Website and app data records

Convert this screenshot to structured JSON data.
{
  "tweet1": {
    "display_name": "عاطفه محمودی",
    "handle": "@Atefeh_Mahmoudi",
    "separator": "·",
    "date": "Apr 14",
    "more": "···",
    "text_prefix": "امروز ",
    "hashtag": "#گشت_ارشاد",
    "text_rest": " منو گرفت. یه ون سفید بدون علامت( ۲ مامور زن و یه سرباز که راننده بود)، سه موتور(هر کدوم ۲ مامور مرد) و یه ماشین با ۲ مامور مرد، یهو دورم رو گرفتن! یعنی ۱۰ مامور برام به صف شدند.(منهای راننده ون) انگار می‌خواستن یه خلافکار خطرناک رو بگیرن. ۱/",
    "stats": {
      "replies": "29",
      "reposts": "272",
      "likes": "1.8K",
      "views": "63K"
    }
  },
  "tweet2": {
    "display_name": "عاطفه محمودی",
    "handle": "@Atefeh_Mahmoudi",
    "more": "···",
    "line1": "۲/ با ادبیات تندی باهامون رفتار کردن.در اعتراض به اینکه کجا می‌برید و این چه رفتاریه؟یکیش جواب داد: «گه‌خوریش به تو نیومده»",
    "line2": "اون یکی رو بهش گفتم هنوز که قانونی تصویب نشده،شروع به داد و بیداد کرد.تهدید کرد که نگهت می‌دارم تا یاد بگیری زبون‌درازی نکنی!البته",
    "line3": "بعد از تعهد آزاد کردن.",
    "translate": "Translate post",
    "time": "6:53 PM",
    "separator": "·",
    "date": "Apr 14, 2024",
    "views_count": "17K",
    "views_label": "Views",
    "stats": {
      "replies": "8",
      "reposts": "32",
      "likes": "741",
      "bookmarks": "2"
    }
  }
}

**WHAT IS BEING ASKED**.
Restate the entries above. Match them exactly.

**ANSWER BOX**.
Convert this screenshot to structured JSON data.
{
  "tweet1": {
    "display_name": "عاطفه محمودی",
    "handle": "@Atefeh_Mahmoudi",
    "separator": "·",
    "date": "Apr 14",
    "more": "···",
    "text_prefix": "امروز ",
    "hashtag": "#گشت_ارشاد",
    "text_rest": " منو گرفت. یه ون سفید بدون علامت( ۲ مامور زن و یه سرباز که راننده بود)، سه موتور(هر کدوم ۲ مامور مرد) و یه ماشین با ۲ مامور مرد، یهو دورم رو گرفتن! یعنی ۱۰ مامور برام به صف شدند.(منهای راننده ون) انگار می‌خواستن یه خلافکار خطرناک رو بگیرن. ۱/",
    "stats": {
      "replies": "29",
      "reposts": "272",
      "likes": "1.8K",
      "views": "63K"
    }
  },
  "tweet2": {
    "display_name": "عاطفه محمودی",
    "handle": "@Atefeh_Mahmoudi",
    "more": "···",
    "line1": "۲/ با ادبیات تندی باهامون رفتار کردن.در اعتراض به اینکه کجا می‌برید و این چه رفتاریه؟یکیش جواب داد: «گه‌خوریش به تو نیومده»",
    "line2": "اون یکی رو بهش گفتم هنوز که قانونی تصویب نشده،شروع به داد و بیداد کرد.تهدید کرد که نگهت می‌دارم تا یاد بگیری زبون‌درازی نکنی!البته",
    "line3": "بعد از تعهد آزاد کردن.",
    "translate": "Translate post",
    "time": "6:53 PM",
    "separator": "·",
    "date": "Apr 14, 2024",
    "views_count": "17K",
    "views_label": "Views",
    "stats": {
      "replies": "8",
      "reposts": "32",
      "likes": "741",
      "bookmarks": "2"
    }
  }
}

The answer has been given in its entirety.